  • 6 large carrots, sliced thin
  • 1lb/455g mushrooms, cleaned and chopped, medium size pieces
  • 1 medium onion, finely diced
  • 1 lb/455g baby spinach
  • 2 teaspoons garlic, minced
  • 1 teaspoon ginger, minced
  • 2 teaspoons cumin, ground
  • 2 teaspoons corinader, ground
  • 1 teaspoon garam masala
  • 1 teaspoon turmeric, ground
  • ½ teaspoon red cayenne powder
  • 1 cinnamon stick
  • 12 cups/3L chicken broth
  • 2 tablespoons coconut or avocado oil
  1. Start by browning the onions in the oil.
  2. When they are caramelised, add the garlic and ginger pastes and cook until fragrant, about a minute.
  3. Add all the spices.
  4. Cook about a minute in the oil.
  5. Add the carrots and the mushrooms and cook about 5 minutes.
  6. Add the broth and and bring to a simmer.
  7. Break the rice noodles in half if desired, and add to the pot.
  8. Simmer the broth until the noodles are cooked through, 10-12 minutes.
  9. Add the chicken and heat through.
  10. Add the spinach and allow it to wilt.
  11. If the soup thickens too much after the noodles are added and cooked, thin out with some water or extra broth.
  12. Serve in bowls and look out for a noodle whipping.
I usually cook a whole chicken in my pressure cooker with an onion, a couple of celery sticks, a couple of carrots, peppercorns, and some garlic cloves and about 4 qts water. It takes about 25-30 minutes depending in your chicken size. Then I strain the broth and debone the chicken. The soup can be ready in an hour.

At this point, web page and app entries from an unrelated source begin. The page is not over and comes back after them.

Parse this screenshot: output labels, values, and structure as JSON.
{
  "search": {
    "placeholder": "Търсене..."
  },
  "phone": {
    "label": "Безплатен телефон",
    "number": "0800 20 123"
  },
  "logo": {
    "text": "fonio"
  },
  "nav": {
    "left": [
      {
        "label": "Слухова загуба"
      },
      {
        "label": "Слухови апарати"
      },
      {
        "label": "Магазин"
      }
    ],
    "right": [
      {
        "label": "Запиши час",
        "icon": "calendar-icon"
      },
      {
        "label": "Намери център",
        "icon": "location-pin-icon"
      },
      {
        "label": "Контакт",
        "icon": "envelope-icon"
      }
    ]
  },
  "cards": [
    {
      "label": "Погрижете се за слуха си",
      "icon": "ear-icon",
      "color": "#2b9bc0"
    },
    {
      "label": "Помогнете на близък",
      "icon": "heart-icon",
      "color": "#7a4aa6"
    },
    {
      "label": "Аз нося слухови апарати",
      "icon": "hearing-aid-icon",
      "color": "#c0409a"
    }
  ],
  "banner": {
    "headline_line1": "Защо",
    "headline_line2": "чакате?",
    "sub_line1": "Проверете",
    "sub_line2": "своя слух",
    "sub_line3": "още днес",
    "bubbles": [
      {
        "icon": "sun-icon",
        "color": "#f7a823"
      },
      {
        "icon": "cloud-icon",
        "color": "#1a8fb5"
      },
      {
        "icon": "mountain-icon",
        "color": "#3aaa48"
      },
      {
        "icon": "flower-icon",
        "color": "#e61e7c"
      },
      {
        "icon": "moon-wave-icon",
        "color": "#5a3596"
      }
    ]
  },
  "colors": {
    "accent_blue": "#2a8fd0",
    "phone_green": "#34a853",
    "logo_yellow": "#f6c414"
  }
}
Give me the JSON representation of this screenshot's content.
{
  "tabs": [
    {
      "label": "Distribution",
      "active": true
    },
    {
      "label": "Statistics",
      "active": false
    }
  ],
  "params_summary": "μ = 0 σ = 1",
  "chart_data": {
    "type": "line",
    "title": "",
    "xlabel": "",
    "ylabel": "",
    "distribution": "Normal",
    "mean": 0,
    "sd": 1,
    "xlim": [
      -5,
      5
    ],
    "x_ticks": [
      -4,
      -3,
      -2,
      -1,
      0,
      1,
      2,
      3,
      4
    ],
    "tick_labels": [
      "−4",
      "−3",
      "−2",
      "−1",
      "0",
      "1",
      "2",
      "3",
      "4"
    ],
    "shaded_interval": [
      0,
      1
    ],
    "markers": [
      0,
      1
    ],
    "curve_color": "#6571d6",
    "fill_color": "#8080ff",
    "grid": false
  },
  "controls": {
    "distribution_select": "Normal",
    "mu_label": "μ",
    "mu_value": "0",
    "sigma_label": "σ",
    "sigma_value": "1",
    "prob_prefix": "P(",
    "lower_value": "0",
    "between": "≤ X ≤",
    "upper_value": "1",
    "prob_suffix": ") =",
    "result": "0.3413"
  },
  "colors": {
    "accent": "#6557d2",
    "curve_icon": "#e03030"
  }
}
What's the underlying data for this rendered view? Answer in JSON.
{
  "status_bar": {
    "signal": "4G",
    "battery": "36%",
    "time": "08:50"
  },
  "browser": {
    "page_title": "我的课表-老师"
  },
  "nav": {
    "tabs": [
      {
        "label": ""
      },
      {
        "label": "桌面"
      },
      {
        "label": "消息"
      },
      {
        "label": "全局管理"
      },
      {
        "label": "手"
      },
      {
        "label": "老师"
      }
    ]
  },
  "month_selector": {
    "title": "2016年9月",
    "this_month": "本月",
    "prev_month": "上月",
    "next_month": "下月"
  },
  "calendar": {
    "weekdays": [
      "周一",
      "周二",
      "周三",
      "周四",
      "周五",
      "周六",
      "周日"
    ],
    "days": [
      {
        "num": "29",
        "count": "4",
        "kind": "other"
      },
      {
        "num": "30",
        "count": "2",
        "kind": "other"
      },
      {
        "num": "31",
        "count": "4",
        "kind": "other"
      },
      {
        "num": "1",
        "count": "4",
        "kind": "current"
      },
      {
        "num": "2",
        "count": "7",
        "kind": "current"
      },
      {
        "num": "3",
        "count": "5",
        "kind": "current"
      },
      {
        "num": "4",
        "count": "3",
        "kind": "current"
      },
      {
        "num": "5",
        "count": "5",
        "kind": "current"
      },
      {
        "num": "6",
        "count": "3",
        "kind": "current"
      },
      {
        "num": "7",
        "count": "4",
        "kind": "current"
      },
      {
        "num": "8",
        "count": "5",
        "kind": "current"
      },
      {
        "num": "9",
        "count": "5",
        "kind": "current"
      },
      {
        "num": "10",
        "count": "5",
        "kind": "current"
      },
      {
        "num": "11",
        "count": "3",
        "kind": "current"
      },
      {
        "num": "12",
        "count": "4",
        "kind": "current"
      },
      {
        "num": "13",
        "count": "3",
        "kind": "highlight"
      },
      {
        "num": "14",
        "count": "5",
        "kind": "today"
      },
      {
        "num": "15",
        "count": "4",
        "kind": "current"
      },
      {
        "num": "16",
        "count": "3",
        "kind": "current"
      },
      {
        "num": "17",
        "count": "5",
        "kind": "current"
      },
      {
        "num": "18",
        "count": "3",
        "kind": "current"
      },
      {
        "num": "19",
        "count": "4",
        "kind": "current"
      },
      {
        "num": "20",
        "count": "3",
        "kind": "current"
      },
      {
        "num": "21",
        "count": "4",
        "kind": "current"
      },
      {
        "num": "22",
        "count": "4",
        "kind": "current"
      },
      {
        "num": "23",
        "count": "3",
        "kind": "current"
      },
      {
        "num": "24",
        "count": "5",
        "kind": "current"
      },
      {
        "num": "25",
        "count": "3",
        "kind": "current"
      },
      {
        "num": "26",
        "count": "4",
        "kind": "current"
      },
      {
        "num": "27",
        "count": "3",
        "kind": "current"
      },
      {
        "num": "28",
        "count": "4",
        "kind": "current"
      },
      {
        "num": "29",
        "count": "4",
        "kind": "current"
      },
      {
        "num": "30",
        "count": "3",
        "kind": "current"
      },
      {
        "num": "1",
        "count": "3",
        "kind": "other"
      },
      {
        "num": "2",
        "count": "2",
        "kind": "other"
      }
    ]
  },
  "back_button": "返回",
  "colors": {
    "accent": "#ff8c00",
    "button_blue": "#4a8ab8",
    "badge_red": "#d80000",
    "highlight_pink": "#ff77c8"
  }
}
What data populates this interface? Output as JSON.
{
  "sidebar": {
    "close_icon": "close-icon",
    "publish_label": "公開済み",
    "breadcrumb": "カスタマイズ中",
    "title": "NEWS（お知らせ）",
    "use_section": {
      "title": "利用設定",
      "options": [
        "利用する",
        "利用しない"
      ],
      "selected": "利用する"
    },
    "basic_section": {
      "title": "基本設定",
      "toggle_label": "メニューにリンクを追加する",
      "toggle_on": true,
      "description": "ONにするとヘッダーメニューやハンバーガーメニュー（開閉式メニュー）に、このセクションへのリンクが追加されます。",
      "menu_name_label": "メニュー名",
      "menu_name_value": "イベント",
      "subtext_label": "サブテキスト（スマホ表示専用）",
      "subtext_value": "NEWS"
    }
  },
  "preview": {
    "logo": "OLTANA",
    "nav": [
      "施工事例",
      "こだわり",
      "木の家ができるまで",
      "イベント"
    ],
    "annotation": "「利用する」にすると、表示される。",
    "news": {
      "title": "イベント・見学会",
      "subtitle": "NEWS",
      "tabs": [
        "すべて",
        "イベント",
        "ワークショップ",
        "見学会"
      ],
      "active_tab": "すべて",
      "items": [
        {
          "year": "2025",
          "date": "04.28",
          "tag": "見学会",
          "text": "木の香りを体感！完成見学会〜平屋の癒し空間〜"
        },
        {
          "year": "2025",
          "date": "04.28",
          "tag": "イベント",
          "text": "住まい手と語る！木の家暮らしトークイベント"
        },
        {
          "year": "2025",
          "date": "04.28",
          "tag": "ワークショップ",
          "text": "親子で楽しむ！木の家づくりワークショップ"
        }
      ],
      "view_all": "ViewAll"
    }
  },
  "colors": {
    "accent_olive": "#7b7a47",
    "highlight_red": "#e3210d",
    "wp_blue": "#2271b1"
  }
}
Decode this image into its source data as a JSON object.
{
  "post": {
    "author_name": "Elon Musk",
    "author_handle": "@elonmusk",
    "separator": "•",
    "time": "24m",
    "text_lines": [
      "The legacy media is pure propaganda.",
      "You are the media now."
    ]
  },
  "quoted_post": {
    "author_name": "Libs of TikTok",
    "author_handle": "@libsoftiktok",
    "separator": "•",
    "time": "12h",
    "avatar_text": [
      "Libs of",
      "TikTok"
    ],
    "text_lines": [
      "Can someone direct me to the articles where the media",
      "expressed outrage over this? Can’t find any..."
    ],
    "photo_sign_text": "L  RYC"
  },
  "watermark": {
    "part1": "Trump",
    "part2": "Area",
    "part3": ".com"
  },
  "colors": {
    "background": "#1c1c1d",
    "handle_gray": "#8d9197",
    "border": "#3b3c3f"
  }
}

curried chicken noodle soup-4

Keep warm, everyone! Make lots of soup and turn on that oven and bake something fun!